The Court’s analysis pertained to a portion of subsection (a) of rule 1.510 which reads in pertinent part: “The court shall state on the record the reasons for granting or denying the motion.” Fla. R. Civ. P. 1.510(a). Notably, to satisfy the “state on the record” requirement, the court can make oral pronouncements or include written findings in the judgment. Although, the above provision is mandatory, the Fourth DCA found that it was precluded from reaching the merits of the issue for two reasons: Firstly, the borrower failed to provide a transcript of the proceedings so the Court could not determine if the trial court orally pronounced the factual findings thereby satisfying the “on the record” requirement. The Court noted: “The most salient impediment to meaningful review of the trial court’s decision is not the absence of findings, but the absence of a transcript.”[ii]
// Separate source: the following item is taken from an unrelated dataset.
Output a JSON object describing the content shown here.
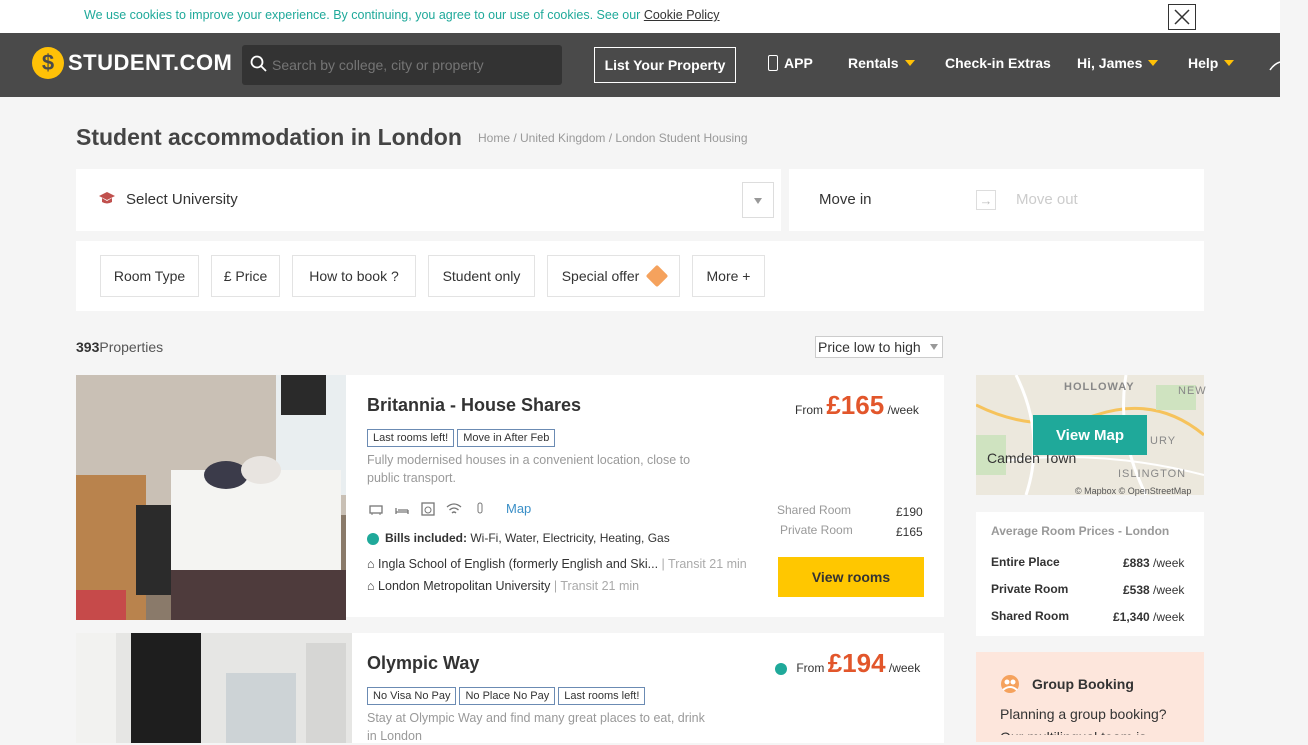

Secondly, the Court explained that the alleged lack of adequate findings in the judgment – appearing for the first time on the face of the judgment – had to be the subject of a motion for rehearing so the lower court could correct any error without the need for appellate intervention.[iii] By failing to bring the issue to the trial court prior to raising it on appeal, Tucker waived any deficiencies stemming from the court’s findings. However, the Fourth DCA did reverse a portion of the judgment which awarded attorneys’ fees based on LNV Corp.’s failure to comply with the increased time requirement for filing the motion along with “[s]upporting factual positions” at least 40-days[iv] prior to the hearing.
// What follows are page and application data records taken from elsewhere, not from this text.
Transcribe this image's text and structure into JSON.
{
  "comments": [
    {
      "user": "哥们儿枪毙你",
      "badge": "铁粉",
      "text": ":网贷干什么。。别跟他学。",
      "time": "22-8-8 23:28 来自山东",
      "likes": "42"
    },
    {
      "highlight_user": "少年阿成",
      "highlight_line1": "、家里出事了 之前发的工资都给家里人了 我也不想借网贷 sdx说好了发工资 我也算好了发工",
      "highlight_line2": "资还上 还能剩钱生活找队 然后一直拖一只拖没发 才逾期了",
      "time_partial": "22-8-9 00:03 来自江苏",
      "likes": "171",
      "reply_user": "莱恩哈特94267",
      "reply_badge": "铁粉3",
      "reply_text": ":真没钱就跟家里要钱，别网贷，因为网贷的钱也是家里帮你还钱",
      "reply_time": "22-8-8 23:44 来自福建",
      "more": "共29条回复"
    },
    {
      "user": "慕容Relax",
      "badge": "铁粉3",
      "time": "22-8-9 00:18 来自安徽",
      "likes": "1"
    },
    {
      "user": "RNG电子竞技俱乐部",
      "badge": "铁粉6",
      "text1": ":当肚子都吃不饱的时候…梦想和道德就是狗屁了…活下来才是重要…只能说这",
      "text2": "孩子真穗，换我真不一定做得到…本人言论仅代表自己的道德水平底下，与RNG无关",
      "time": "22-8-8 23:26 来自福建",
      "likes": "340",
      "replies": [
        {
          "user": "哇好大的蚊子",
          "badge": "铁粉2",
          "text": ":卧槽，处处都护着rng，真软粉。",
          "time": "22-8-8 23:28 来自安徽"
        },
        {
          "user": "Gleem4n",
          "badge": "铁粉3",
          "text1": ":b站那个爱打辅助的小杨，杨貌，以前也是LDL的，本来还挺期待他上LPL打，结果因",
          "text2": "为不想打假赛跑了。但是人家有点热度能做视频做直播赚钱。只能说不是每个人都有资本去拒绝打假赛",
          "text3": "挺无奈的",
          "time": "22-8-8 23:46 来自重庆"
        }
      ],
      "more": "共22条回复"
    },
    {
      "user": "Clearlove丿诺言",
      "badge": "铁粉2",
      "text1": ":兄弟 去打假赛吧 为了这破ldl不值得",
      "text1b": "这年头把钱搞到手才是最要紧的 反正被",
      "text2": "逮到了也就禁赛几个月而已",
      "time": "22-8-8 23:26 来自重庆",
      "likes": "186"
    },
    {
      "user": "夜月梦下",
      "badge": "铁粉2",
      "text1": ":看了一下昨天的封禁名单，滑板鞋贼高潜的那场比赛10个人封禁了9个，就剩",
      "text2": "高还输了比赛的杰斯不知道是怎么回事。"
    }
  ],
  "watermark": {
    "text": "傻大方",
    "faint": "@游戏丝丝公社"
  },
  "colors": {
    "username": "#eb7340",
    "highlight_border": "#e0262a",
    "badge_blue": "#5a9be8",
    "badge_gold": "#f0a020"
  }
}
Similarly, in Brown, the Fourth DCA reviewed a final summary judgment under the newly amended standards of rule 1.510, this time in a constructive trust case.[v] In Brown, the Court found the summary judgment lacked the requisite factual findings required by rule 1.510(a) because “the order only vaguely described the factual history of the underlying theft and fraud and did not recite the legal background ‘with enough specificity’ for appellate review.” The Court reversed the judgment and remanded for further proceedings.
[i] Tucker, at 1. All future quotations or references are to this citation until indicated otherwise.
[ii] Tucker, at 1 (quoting Esaw v. Esaw, 965 So. 2d 1261, 1264 (Fla. 2d DCA 2007)).
[iii] Tucker, at 2.
[iv] Fla. R. Civ. P. 1.510(C). The pre-amended version of the rule only required 20 days.
[v] Brown, at 1. All future quotations or references are to this citation until indicated otherwise.